Here’s a visual representation of our cross-premises connectivity stack with the release of the Virtual Network service:


With this new capability, you can now create a logically isolated private environment in Windows Azure, and connect it to your corporate datacenter using a secure VPN tunnel. Once set up, your isolated Windows Azure environment can function as a logical extension of your corporate network.

Create a Virtual Private Network in Windows Azure

You can create a private network (called a Virtual Network, or VNET for short) in the Windows Azure environment within which you’re able to define private IP address ranges. Within a VNET, you also have the choice of creating logical subnets and specifying a DNS that virtual machines will use. When virtual machines or role instances are launched inside a VNET or a subnet, they’re automatically assigned the IP address from the range you specify. A thing to note here is that VNETs are logically isolated from each other, so your private IP addresses do not collide with another customer’s private IP addresses even though they might be the same.

Creating a tunnel to your Virtual Network

Once you’ve created a VNET, you have the option to connect it securely to your on-premises network through a standard IPSEC VPN tunnel. If you choose to do this, a VPN gateway will automatically be provisioned for you in Windows Azure. Then, all you have to do is to configure your on-premises VPN gateway to finish setting up the tunnel.  

With the functionality that Windows Azure Virtual Network provides, we think you’ll be able to address a variety of hybrid cloud scenarios like building ‘virtual’ extensions to your datacenter, or running some parts of your application in the Cloud and others in your local datacenter.  For example, you can now domain join virtual machines running in Windows Azure to an on-premises AD, and you can run intranet-facing Sharepoint in Windows Azure.

 “Great, so both Virtual Network and Connect allow me to create secure cross-premises IP level connections. What’s the difference?” you might ask. 

Setting up and Managing a Virtual Network

You can create a VNET in Windows Azure through the management portal in a fairly simple manner. The following video explains how to setup a VNET, assign IP address ranges and then create a connection with your on-premises network.

We hope you’ll like the Windows Azure Virtual Network capability. Click here for more information and tutorials on creating and managing virtual networks in Windows Azure.

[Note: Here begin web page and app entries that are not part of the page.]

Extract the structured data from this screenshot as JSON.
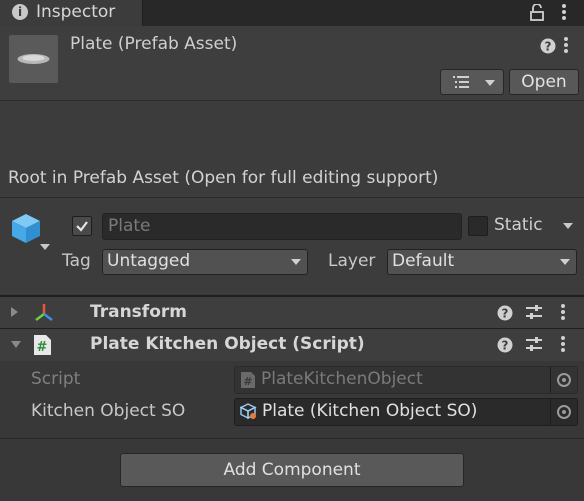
{
  "tab": {
    "title": "Inspector",
    "info_glyph": "i"
  },
  "header": {
    "asset_title": "Plate (Prefab Asset)",
    "open_label": "Open",
    "help_glyph": "?"
  },
  "root_note": "Root in Prefab Asset (Open for full editing support)",
  "gameobject": {
    "active_checked": true,
    "name_value": "Plate",
    "static_label": "Static",
    "static_checked": false,
    "tag_label": "Tag",
    "tag_value": "Untagged",
    "layer_label": "Layer",
    "layer_value": "Default"
  },
  "components": [
    {
      "title": "Transform",
      "expanded": false,
      "icon": "transform-axes-icon"
    },
    {
      "title": "Plate Kitchen Object (Script)",
      "expanded": true,
      "icon": "script-hash-icon"
    }
  ],
  "script_fields": {
    "script_label": "Script",
    "script_value": "PlateKitchenObject",
    "kso_label": "Kitchen Object SO",
    "kso_value": "Plate (Kitchen Object SO)"
  },
  "add_component_label": "Add Component",
  "colors": {
    "background": "#383838",
    "transform_x": "#e8563a",
    "transform_y": "#6fcf3a",
    "transform_z": "#3a8ee8",
    "cube_icon": "#47a8e8"
  }
}
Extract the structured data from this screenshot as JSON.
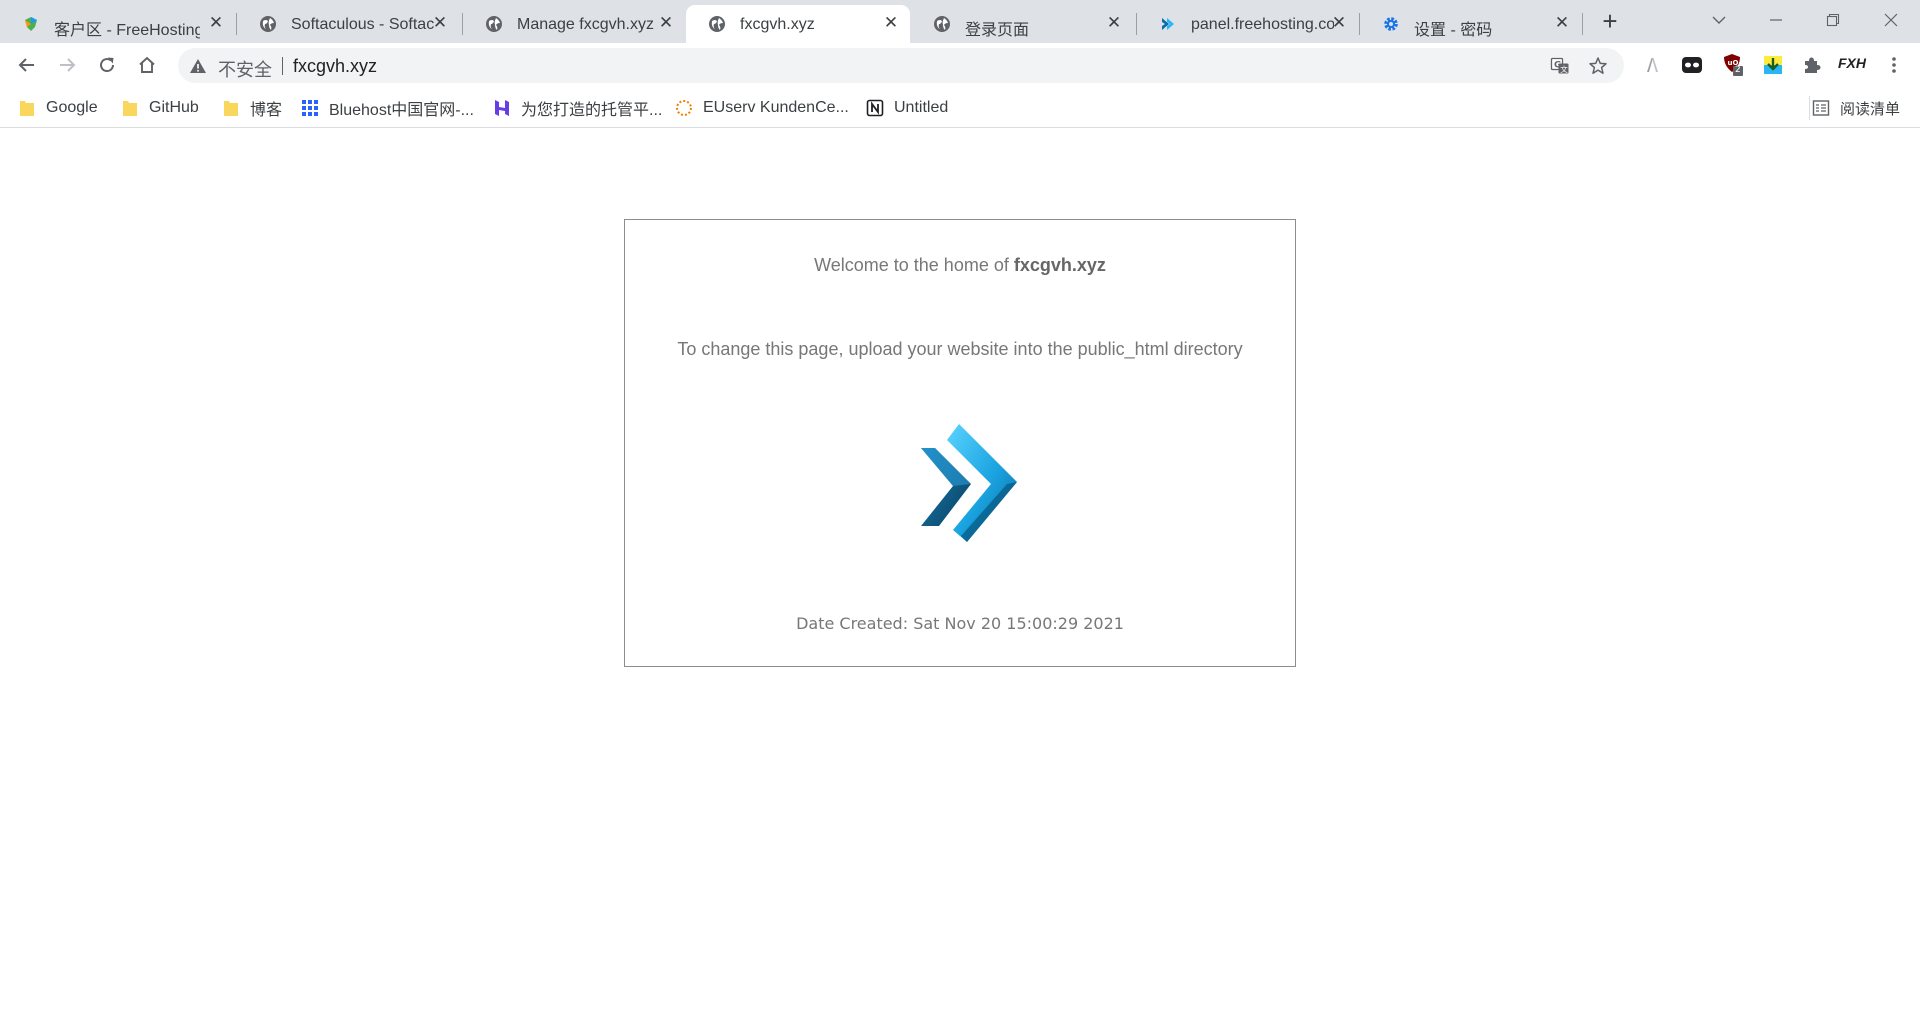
{
  "browser": {
    "tabs": [
      {
        "title": "客户区 - FreeHosting",
        "favicon": "freehosting-logo-icon",
        "active": false
      },
      {
        "title": "Softaculous - Softac",
        "favicon": "globe-icon",
        "active": false
      },
      {
        "title": "Manage fxcgvh.xyz",
        "favicon": "globe-icon",
        "active": false
      },
      {
        "title": "fxcgvh.xyz",
        "favicon": "globe-icon",
        "active": true
      },
      {
        "title": "登录页面",
        "favicon": "globe-icon",
        "active": false
      },
      {
        "title": "panel.freehosting.co",
        "favicon": "chevron-logo-icon",
        "active": false
      },
      {
        "title": "设置 - 密码",
        "favicon": "gear-icon",
        "active": false
      }
    ],
    "omnibox": {
      "security_label": "不安全",
      "url": "fxcgvh.xyz"
    },
    "extensions": {
      "ublock_badge": "2"
    },
    "profile_label": "FXH",
    "bookmarks": [
      {
        "label": "Google",
        "icon": "folder-icon"
      },
      {
        "label": "GitHub",
        "icon": "folder-icon"
      },
      {
        "label": "博客",
        "icon": "folder-icon"
      },
      {
        "label": "Bluehost中国官网-...",
        "icon": "grid-icon"
      },
      {
        "label": "为您打造的托管平...",
        "icon": "hostinger-logo-icon"
      },
      {
        "label": "EUserv KundenCe...",
        "icon": "spinner-logo-icon"
      },
      {
        "label": "Untitled",
        "icon": "notion-logo-icon"
      }
    ],
    "reading_list_label": "阅读清单",
    "colors": {
      "tabstrip": "#dee1e6",
      "omnibox": "#f1f3f4",
      "folder": "#f9d75d",
      "accent_blue": "#1a73e8"
    }
  },
  "page": {
    "welcome_prefix": "Welcome to the home of ",
    "domain": "fxcgvh.xyz",
    "instructions": "To change this page, upload your website into the public_html directory",
    "logo": "double-chevron-logo-icon",
    "date_created": "Date Created: Sat Nov 20 15:00:29 2021",
    "colors": {
      "text": "#777777",
      "border": "#8c8c8c",
      "logo_light": "#29b6f6",
      "logo_dark": "#0b4f7c"
    }
  }
}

– Authors,

    Venkat Gattamneni, Sr. Product Marketing Manager, Windows Azure

    Jason Chen, Principal Program Manager, Windows Azure